Enlarge font Decrease font Text size Print Print

Expat Entrepreneur: Martin Parker

2nd March 2011, Comments1 comment

Expat Entrepreneur: Martin Parker
Expat entrepreneur Martin Parker talks about the beauty and companionship of doing business in the Pyrenees, as well as the frustrations when dealing with the slow-paced lifestyle.

Name: Martin Parker
Nationality: British
City of residence: Tuzaguet
Name of company: Guide2MidiPyrenees
Date of company launch: Aug 2009
 
Can you give us a brief description of your business and how it is going?
Guide2MidiPyrenees is an information website in English for the Midi-Pyrenees region of France. The site has articles on places to visit, news from around the region and France, local event listings, business directory, forum and more.

The site is developing well and attracting a lot of interest. As more Guide2 sites are launched over the next few months, bringing the total in France to ten, this can only improve our visibility in the market.

What do you like about doing business in your country of residence?
The slower pace of life. I sell advertising mostly to the English language market, but will be expanding into the French speaking market in the near future. Working with the expats here is great as you have a sense that you are all in it together, trying to make a living in a foreign country, but I want to broaden the appeal of the site.

What do you find most frustrating about doing business in your country of residence?
The slower pace of life! Getting most things done seems to take time and money, often having to go via several different bureaucrats and offices before getting to the right person.

What hurdles did you encounter when setting up?

Luckily, the Auto Entrepreneur system had just started when I came to set the business up and so I managed to avoid a lot of the obstacles and financial drags that have proven so difficult to businesses in France in the past. However, I will have to change my business type in the long run, as the AE system puts a number of limits on the business. Setting up the AE is straightforward and can all be completed online, as can the income declarations.

How has the economic crisis affected your business?
I started the business in the middle of the crisis, so can not really comment on it’s affect. However, there are still businesses out there that need and use my services, which can only bode well for the future when economic conditions improve.

What advice would you give to other entrepreneurs setting up business in your country of residence?
Seek advice from business owners in your area and definitely take some professional advice. There are a lot of business advisers focusing on the Expat market, so ask around for recommendations of who to contact. Without help, it will be very easy to fall foul of the complex business and taxation rules that apply in France.

How does running a business in your current country of residence compare to running a business in other countries that you have lived in?
In France, it can be prohibitively expensive and complicated to start a business and this was the reason for the introduction of the Auto Entrepreneur system. The AE has gone some way to make it easier, but with the disadvantage of stricter rules.

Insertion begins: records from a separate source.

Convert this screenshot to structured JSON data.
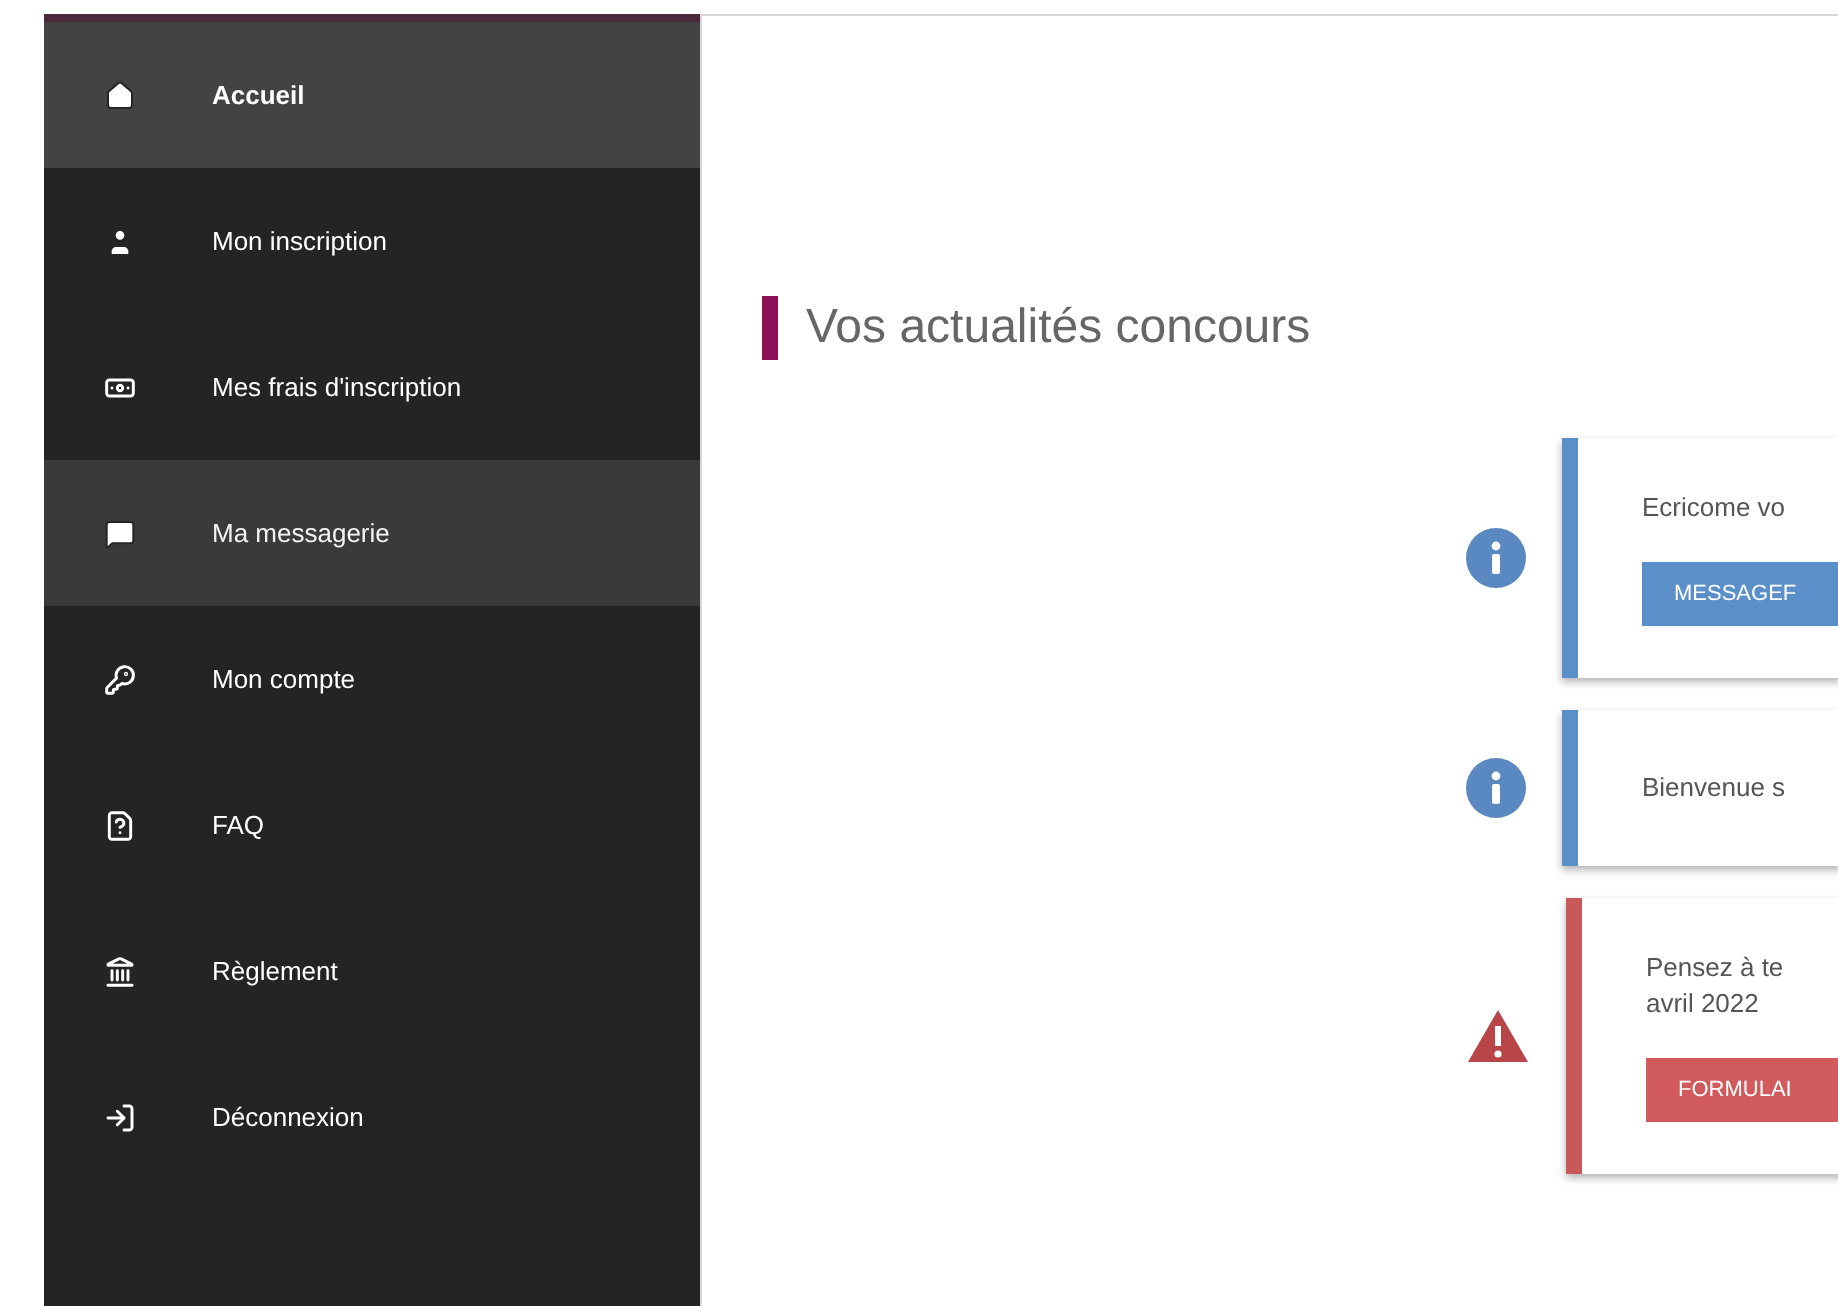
{
  "sidebar": {
    "items": [
      {
        "label": "Accueil",
        "selected": true,
        "hovered": false
      },
      {
        "label": "Mon inscription",
        "selected": false,
        "hovered": false
      },
      {
        "label": "Mes frais d'inscription",
        "selected": false,
        "hovered": false
      },
      {
        "label": "Ma messagerie",
        "selected": false,
        "hovered": true
      },
      {
        "label": "Mon compte",
        "selected": false,
        "hovered": false
      },
      {
        "label": "FAQ",
        "selected": false,
        "hovered": false
      },
      {
        "label": "Règlement",
        "selected": false,
        "hovered": false
      },
      {
        "label": "Déconnexion",
        "selected": false,
        "hovered": false
      }
    ]
  },
  "main": {
    "heading": "Vos actualités concours",
    "news": [
      {
        "kind": "info",
        "lines": [
          "Ecricome vo"
        ],
        "button": "MESSAGEF"
      },
      {
        "kind": "info",
        "lines": [
          "Bienvenue s"
        ]
      },
      {
        "kind": "warning",
        "lines": [
          "Pensez à te",
          "avril 2022"
        ],
        "button": "FORMULAI"
      }
    ]
  }
}
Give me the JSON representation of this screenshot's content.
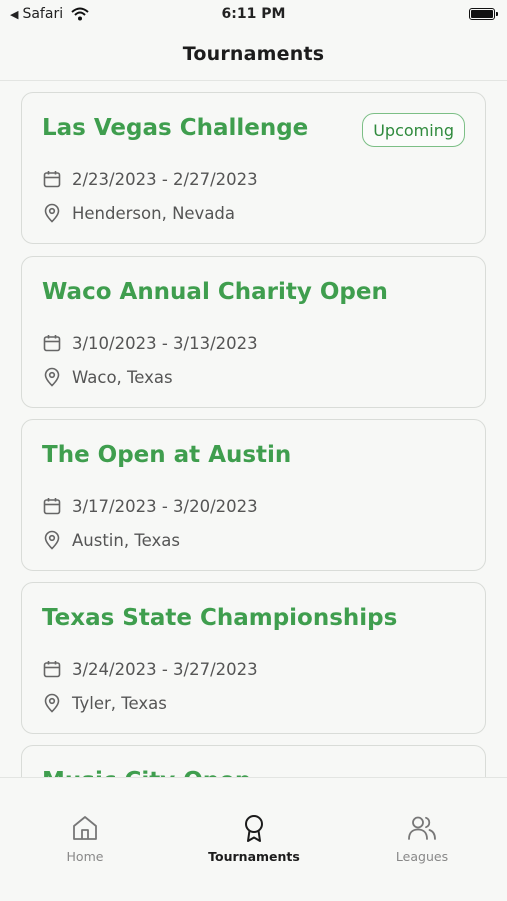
{
  "status_bar": {
    "back_app": "Safari",
    "time": "6:11 PM"
  },
  "header": {
    "title": "Tournaments"
  },
  "tournaments": [
    {
      "name": "Las Vegas Challenge",
      "status": "Upcoming",
      "dates": "2/23/2023 - 2/27/2023",
      "location": "Henderson, Nevada"
    },
    {
      "name": "Waco Annual Charity Open",
      "dates": "3/10/2023 - 3/13/2023",
      "location": "Waco, Texas"
    },
    {
      "name": "The Open at Austin",
      "dates": "3/17/2023 - 3/20/2023",
      "location": "Austin, Texas"
    },
    {
      "name": "Texas State Championships",
      "dates": "3/24/2023 - 3/27/2023",
      "location": "Tyler, Texas"
    },
    {
      "name": "Music City Open"
    }
  ],
  "tab_bar": {
    "tabs": [
      {
        "label": "Home",
        "icon": "home-icon"
      },
      {
        "label": "Tournaments",
        "icon": "award-icon",
        "active": true
      },
      {
        "label": "Leagues",
        "icon": "users-icon"
      }
    ]
  },
  "colors": {
    "accent": "#3f9e4e",
    "background": "#f7f8f6",
    "border": "#d9dcd8"
  }
}
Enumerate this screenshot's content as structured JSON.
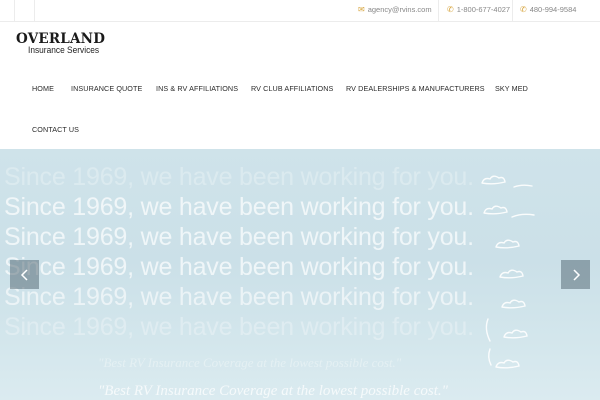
{
  "topbar": {
    "email": "agency@rvins.com",
    "phone1": "1-800-677-4027",
    "phone2": "480-994-9584"
  },
  "logo": {
    "main": "OVERLAND",
    "sub": "Insurance Services"
  },
  "nav": {
    "items": [
      {
        "label": "HOME"
      },
      {
        "label": "INSURANCE QUOTE"
      },
      {
        "label": "INS & RV AFFILIATIONS"
      },
      {
        "label": "RV CLUB AFFILIATIONS"
      },
      {
        "label": "RV DEALERSHIPS & MANUFACTURERS"
      },
      {
        "label": "SKY MED"
      },
      {
        "label": "CONTACT US"
      }
    ]
  },
  "hero": {
    "headline": "Since 1969, we have been working for you.",
    "tagline": "\"Best RV Insurance Coverage at the lowest possible cost.\""
  },
  "colors": {
    "accent": "#d6a33a",
    "hero_bg": "#cde2e9"
  }
}
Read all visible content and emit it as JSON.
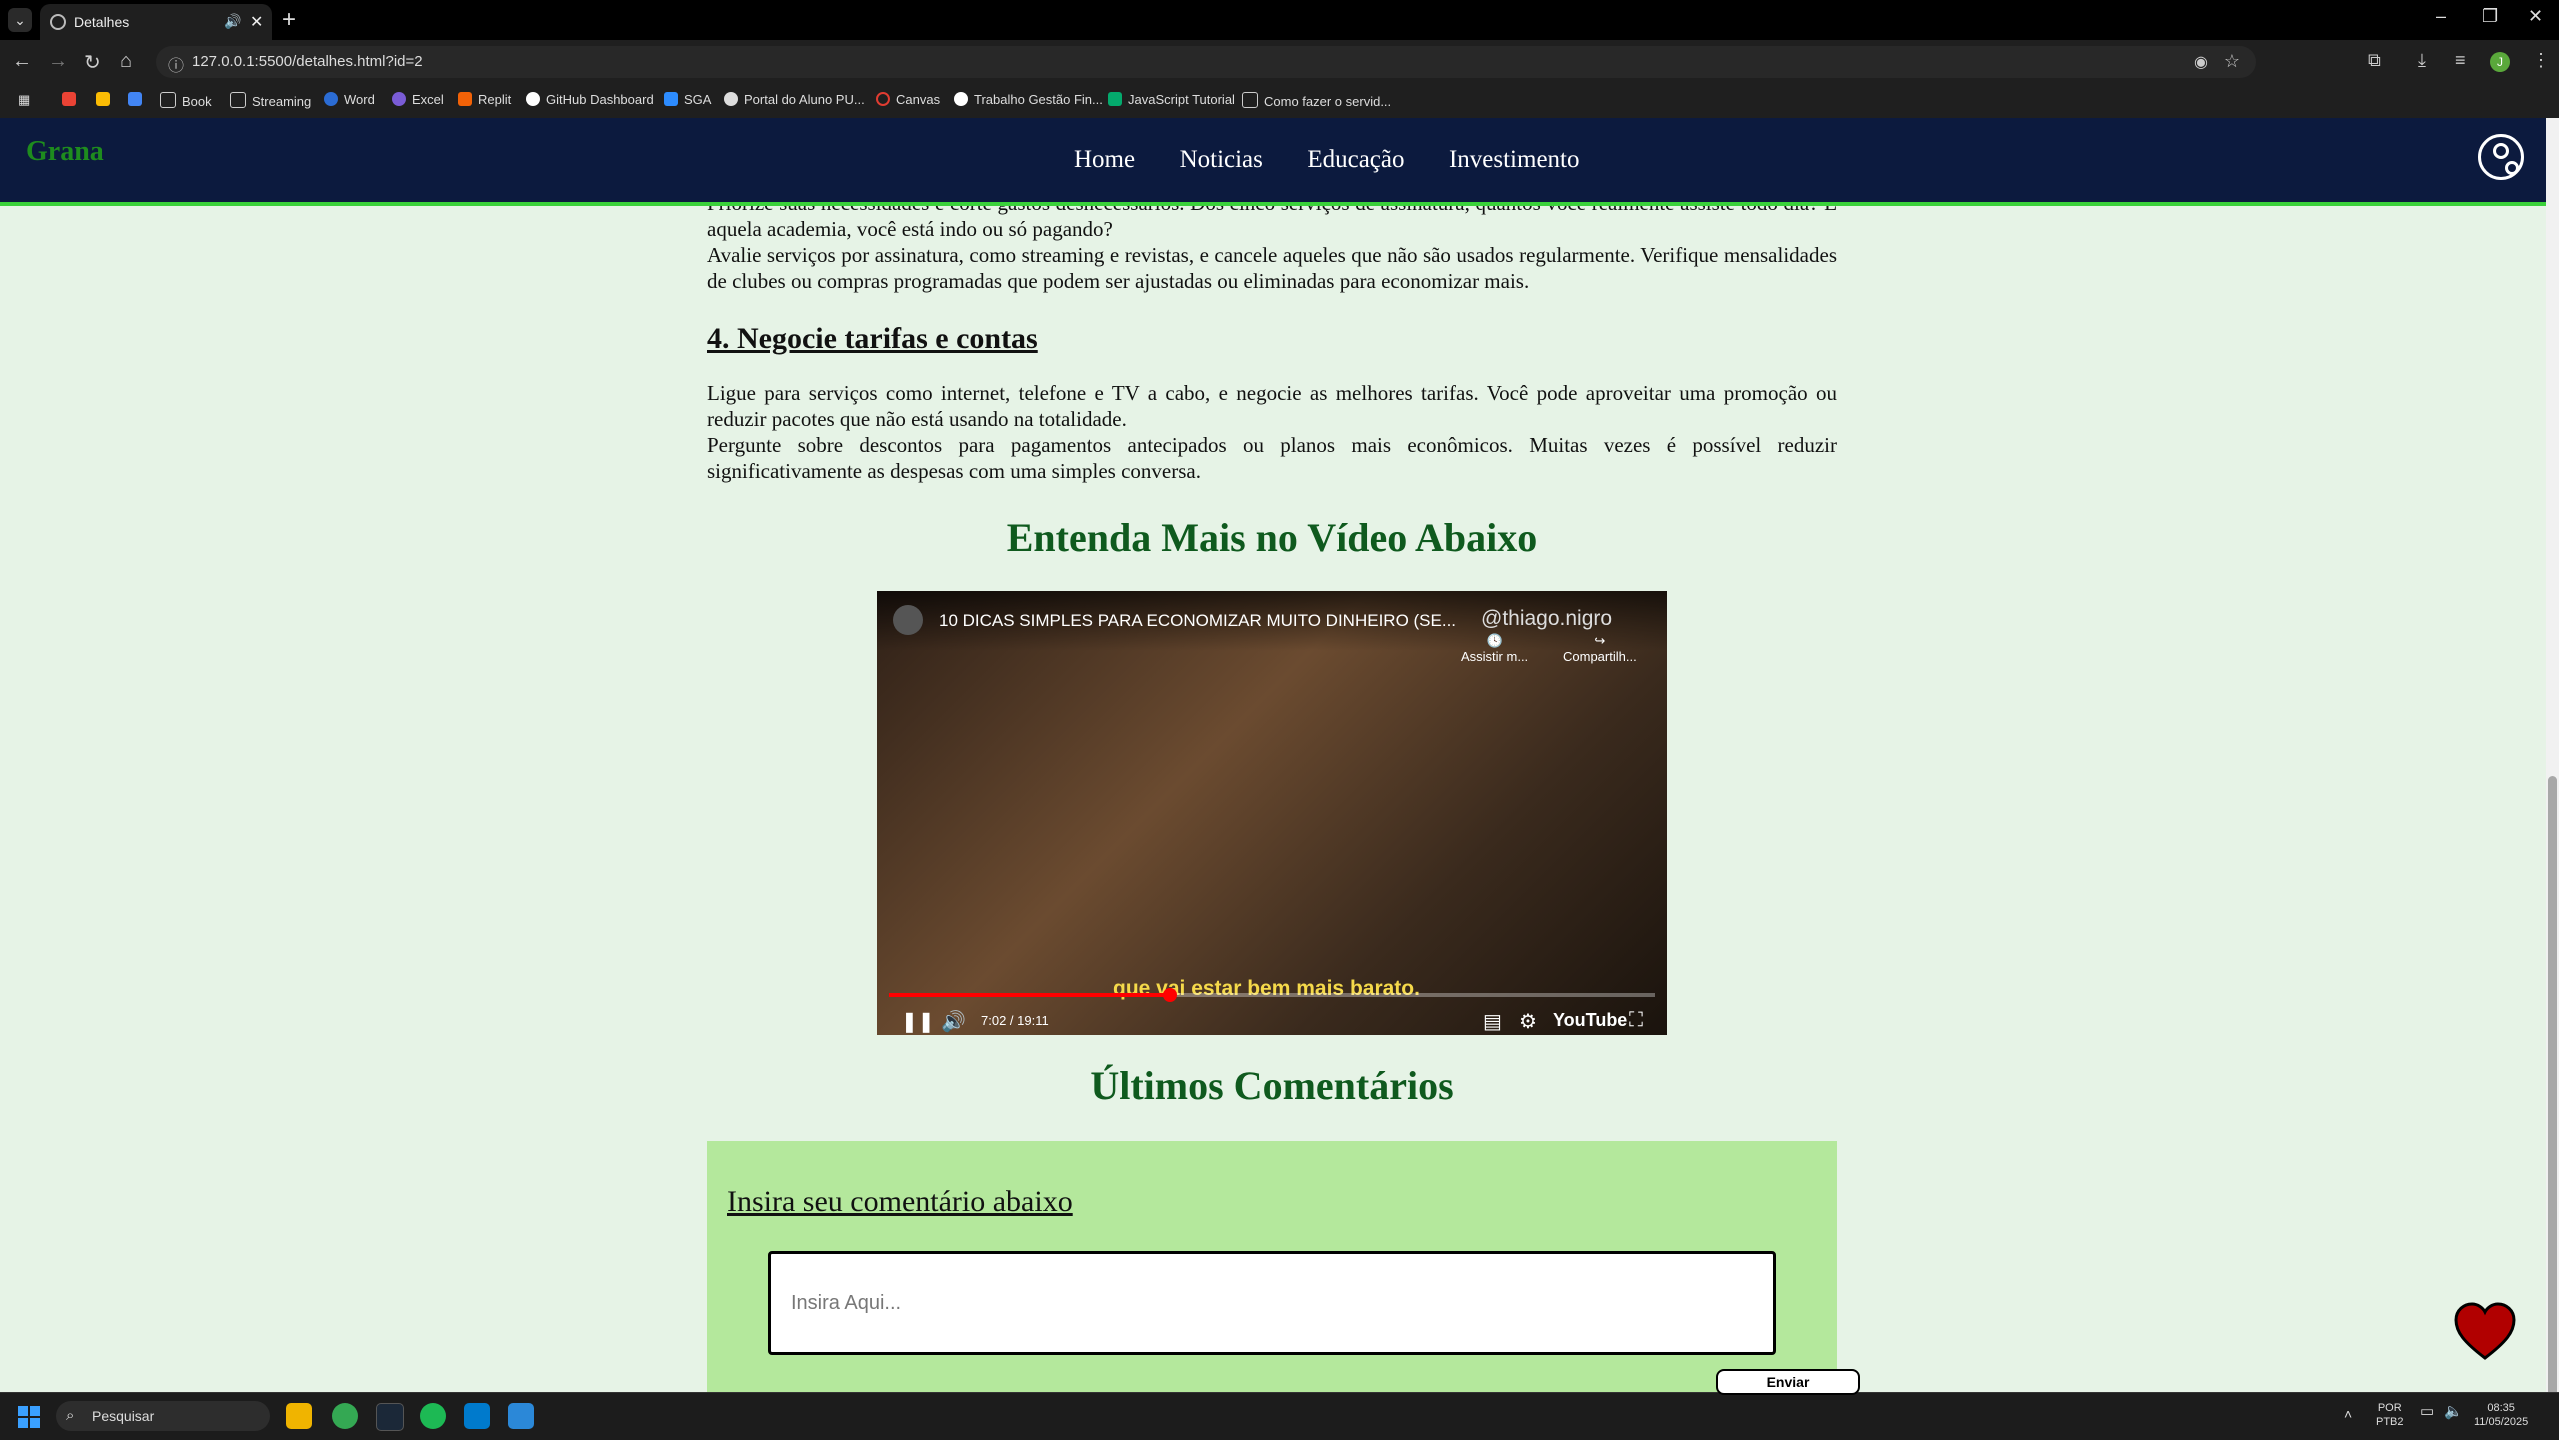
{
  "browser": {
    "tab_title": "Detalhes",
    "url": "127.0.0.1:5500/detalhes.html?id=2",
    "bookmarks": [
      "Book",
      "Streaming",
      "Word",
      "Excel",
      "Replit",
      "GitHub Dashboard",
      "SGA",
      "Portal do Aluno PU...",
      "Canvas",
      "Trabalho Gestão Fin...",
      "JavaScript Tutorial",
      "Como fazer o servid..."
    ],
    "profile_initial": "J"
  },
  "site": {
    "logo": "Grana",
    "nav": [
      "Home",
      "Noticias",
      "Educação",
      "Investimento"
    ]
  },
  "article": {
    "p1": "Priorize suas necessidades e corte gastos desnecessários. Dos cinco serviços de assinatura, quantos você realmente assiste todo dia? E aquela academia, você está indo ou só pagando?",
    "p2": "Avalie serviços por assinatura, como streaming e revistas, e cancele aqueles que não são usados regularmente. Verifique mensalidades de clubes ou compras programadas que podem ser ajustadas ou eliminadas para economizar mais.",
    "h4": "4. Negocie tarifas e contas",
    "p3": "Ligue para serviços como internet, telefone e TV a cabo, e negocie as melhores tarifas. Você pode aproveitar uma promoção ou reduzir pacotes que não está usando na totalidade.",
    "p4": "Pergunte sobre descontos para pagamentos antecipados ou planos mais econômicos. Muitas vezes é possível reduzir significativamente as despesas com uma simples conversa."
  },
  "video_section": {
    "title": "Entenda Mais no Vídeo Abaixo",
    "video_title": "10 DICAS SIMPLES PARA ECONOMIZAR MUITO DINHEIRO (SE...",
    "watermark": "@thiago.nigro",
    "watch_later": "Assistir m...",
    "share": "Compartilh...",
    "caption": "que vai estar bem mais barato.",
    "time": "7:02 / 19:11",
    "progress": 0.367,
    "brand": "YouTube"
  },
  "comments": {
    "title": "Últimos Comentários",
    "label": "Insira seu comentário abaixo",
    "placeholder": "Insira Aqui...",
    "send": "Enviar"
  },
  "taskbar": {
    "search": "Pesquisar",
    "lang": "POR",
    "layout": "PTB2",
    "time": "08:35",
    "date": "11/05/2025"
  },
  "colors": {
    "header_bg": "#0c1a3e",
    "accent_green": "#3ad13a",
    "title_green": "#0f5a1e",
    "comment_bg": "#b4e89c",
    "page_bg": "#e6f3e6"
  }
}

In the UK, starting a business is fairly straightforward. A few choices to make for your business type, speak to the tax office and at the end of the year declare your income and expenses.

In France, there are many choices of business type and then also a number of different tax regimes to choose from. All have advantages and disadvantages and choosing between them can take a while to work out. Getting it wrong can prove expensive. The type of business you are in also has a huge affect on what you can and cannot do. Many job types are highly regulated, meaning that you will have to register with the appropriate chambres de métiers and prove that you have the right qualifications.

Would you like to add anything that we haven’t addressed in the questionnaire?
France and the Midi-Pyrenees are a fantastic place to live and work, but you need to accept some of the frustrating practices and learn to take things slowly. If you are thinking about moving here and starting a business, then go for it.

 

Expatica

1 comment on this article Add a comment

  • 2nd March 2011, 16:53:23 Basil Howitt posted:
    You really should check your spelling!

    There are 2 howlers: Pyranees and Entrepreneuer
 

© Copyright 2000-2014 Expatica Communications BV